Nearly a decade before green became the new “it” factor in the construction and building operations world, San Diego International Airport (SAN) President/CEO Thella Bowens remarked that sustainability needed to become part of the organization’s DNA.
Today, as this oceanside airport puts the finishing touches on the largest improvement project in its 85-year history, it’s safe to say sustainable DNA flows readily through the facility as it works with nature rather than against it.
The $907 million Green Build, which opened in August, features 10 new gates, a tighter and more efficient security system, a state-of-the-art baggage system, easier airport access and a revamped shopping hub at Terminal 2 West. Largely billed as a means of expanding airport operations, creating jobs and improving the passenger experience, the new construction has at its core an impressive environmentally friendly design that will boost sustainability and cut operations costs throughout its life.
In fact, going green might very well nab this project, four years in the making, the gold—LEED Gold. Bowens points out the airport’s sustainability policy mandates that every facility the airport builds or renovates attain at least a Silver LEED rating from the U.S. Green Building Council (USGBC), she then adds the Green Build project likely exceeded this goal.
“It now looks like we will get at least a Gold rating,” she explains. “But we won’t hear from the USGBC until mid-2014.”
When this recognition comes their way, San Diego will join the elite company of the few airports in the nation holding Gold certification. But as notable as this achievement is, it’s important to note this is not the first time the airport has attained this recognition. Its long-standing sustainability commitment has nabbed LEED Gold for the airport authority’s facilities management building and the airport’s receiving and distribution facility. What’s more, in the near future, the airport will bring on a fixed-based operation facility that is expected to achieve Platinum certification.
All of this is possible because of a sustainability commitment that runs from the top down, says Bryan Enarson, San Diego International Airport vice president of development. “As a public agency we have a responsibility to be good stewards of the environment,” he says. “Doing things where you use recycled materials, lower water usage, and conserve energy all play into improving and helping the environment.”
Easy Being Green

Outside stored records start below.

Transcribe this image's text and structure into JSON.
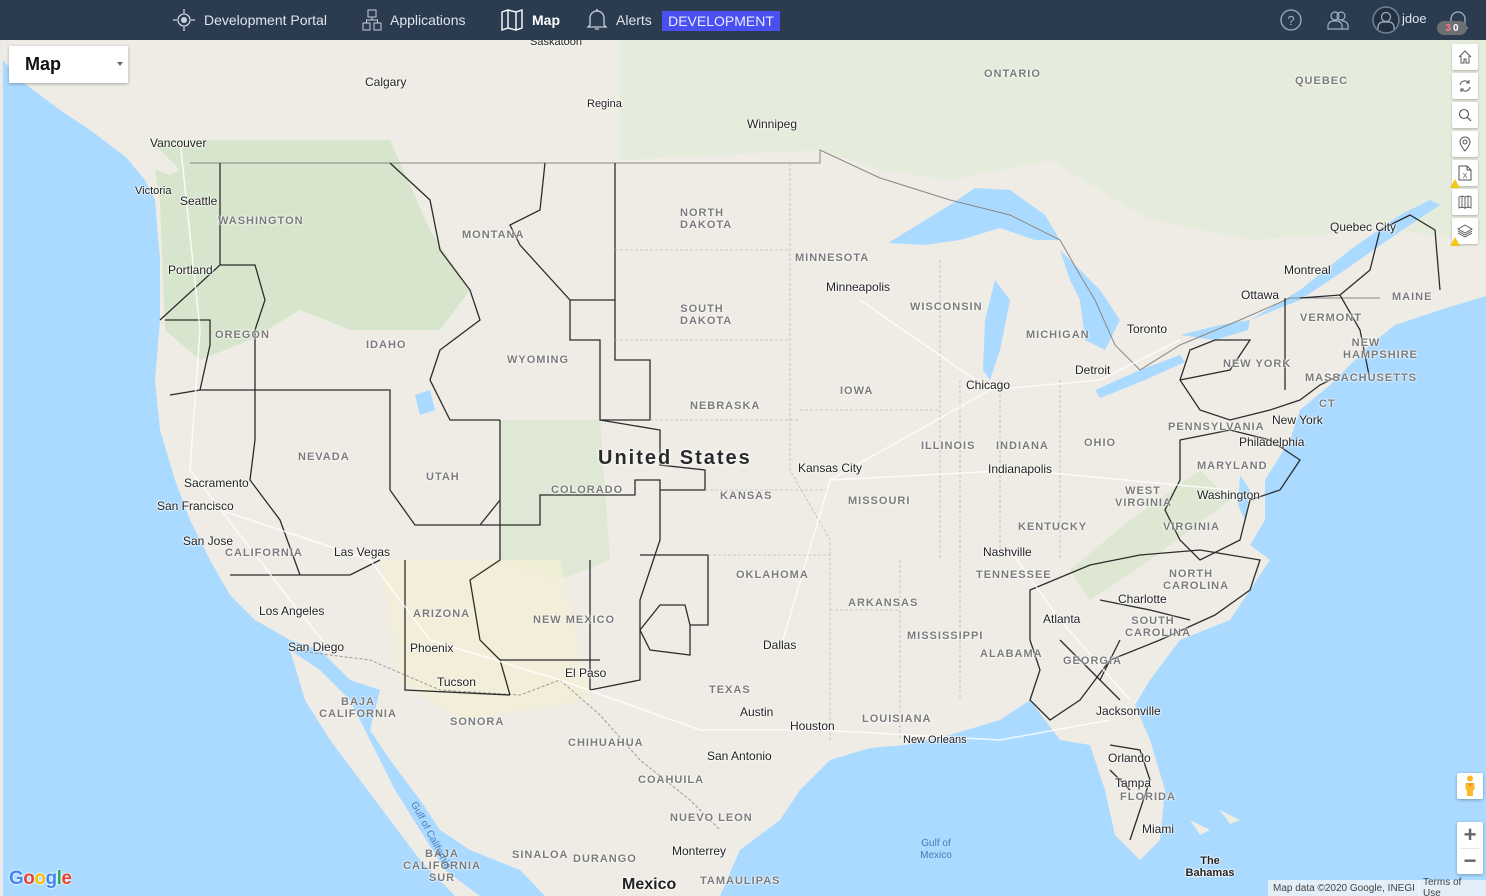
{
  "topbar": {
    "nav": [
      {
        "label": "Development Portal",
        "icon": "portal-icon"
      },
      {
        "label": "Applications",
        "icon": "sitemap-icon"
      },
      {
        "label": "Map",
        "icon": "map-icon",
        "active": true
      },
      {
        "label": "Alerts",
        "icon": "bell-icon"
      }
    ],
    "environment": "DEVELOPMENT",
    "environment_color": "#4a4ff0",
    "username": "jdoe",
    "notifications": {
      "red": "3",
      "white": "0"
    },
    "background": "#2b3b50"
  },
  "map": {
    "type_selector": "Map",
    "tools": [
      "home-icon",
      "refresh-icon",
      "search-icon",
      "location-pin-icon",
      "excel-export-icon",
      "map-layout-icon",
      "layers-icon"
    ],
    "zoom_in": "+",
    "zoom_out": "−",
    "attribution": "Map data ©2020 Google, INEGI",
    "terms": "Terms of Use",
    "logo": "Google",
    "country_label": "United States",
    "country_label_mexico": "Mexico",
    "cities": [
      "Saskatoon",
      "Calgary",
      "Regina",
      "Winnipeg",
      "Vancouver",
      "Victoria",
      "Seattle",
      "Portland",
      "Sacramento",
      "San Francisco",
      "San Jose",
      "Las Vegas",
      "Los Angeles",
      "San Diego",
      "Phoenix",
      "Tucson",
      "El Paso",
      "Minneapolis",
      "Chicago",
      "Detroit",
      "Toronto",
      "Ottawa",
      "Montreal",
      "Quebec City",
      "Kansas City",
      "Indianapolis",
      "Nashville",
      "Atlanta",
      "Charlotte",
      "Washington",
      "Philadelphia",
      "New York",
      "Dallas",
      "Austin",
      "Houston",
      "San Antonio",
      "New Orleans",
      "Jacksonville",
      "Orlando",
      "Tampa",
      "Miami",
      "Monterrey"
    ],
    "regions": [
      "ONTARIO",
      "QUEBEC",
      "NORTH DAKOTA",
      "SOUTH DAKOTA",
      "MONTANA",
      "WASHINGTON",
      "OREGON",
      "IDAHO",
      "WYOMING",
      "NEVADA",
      "UTAH",
      "COLORADO",
      "CALIFORNIA",
      "ARIZONA",
      "NEW MEXICO",
      "NEBRASKA",
      "KANSAS",
      "OKLAHOMA",
      "TEXAS",
      "MINNESOTA",
      "IOWA",
      "MISSOURI",
      "ARKANSAS",
      "LOUISIANA",
      "MISSISSIPPI",
      "ALABAMA",
      "GEORGIA",
      "FLORIDA",
      "TENNESSEE",
      "KENTUCKY",
      "ILLINOIS",
      "INDIANA",
      "OHIO",
      "WISCONSIN",
      "MICHIGAN",
      "PENNSYLVANIA",
      "NEW YORK",
      "VERMONT",
      "NEW HAMPSHIRE",
      "MAINE",
      "MASSACHUSETTS",
      "CT",
      "MARYLAND",
      "WEST VIRGINIA",
      "VIRGINIA",
      "NORTH CAROLINA",
      "SOUTH CAROLINA",
      "BAJA CALIFORNIA",
      "SONORA",
      "CHIHUAHUA",
      "COAHUILA",
      "NUEVO LEON",
      "SINALOA",
      "DURANGO",
      "BAJA CALIFORNIA SUR",
      "TAMAULIPAS",
      "The Bahamas"
    ],
    "water_labels": [
      "Gulf of California",
      "Gulf of Mexico"
    ]
  }
}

The push to green this airport, situated on 661 acres just two miles northwest of San Diego’s downtown, actually began long before the airport embarked on its latest construction journey, reports Paul Manasjan, environmental affairs director at San Diego County Regional Airport Authority.
“We realized years ago that airports are very much in the public eye and we needed to take a leadership role in reducing our carbon footprint,” he says.
However, simply deciding to become more sustainable wasn’t enough. As Manasjan explains the airport authority needed to first define what it meant for an airport to be sustainable. The resulting definition took the three-legged stool concept of traditional sustainability, where one leg represents environmental responsibility; another, social factors; and the third, economic considerations; and added a fourth leg defined as operational. The resulting acronym, EONS, which stands for Economic Viability, Operational Excellence, Natural Resource Conservation and Social Responsibility, is designed to guide the airport along its sustainable path.
Airport officials then developed strategies to incorporate the EONS concept into their facilities. They joined the San Diego Regional Sustainability Partnership, educated management and senior staff on the need for greater sustainability, then developed a sustainability policy.
Landmark Aviation will design, build and operate a new, state-of-the-art FBO campus, with a 20,000 square foot terminal, a 250,000 square foot ramp and five hangars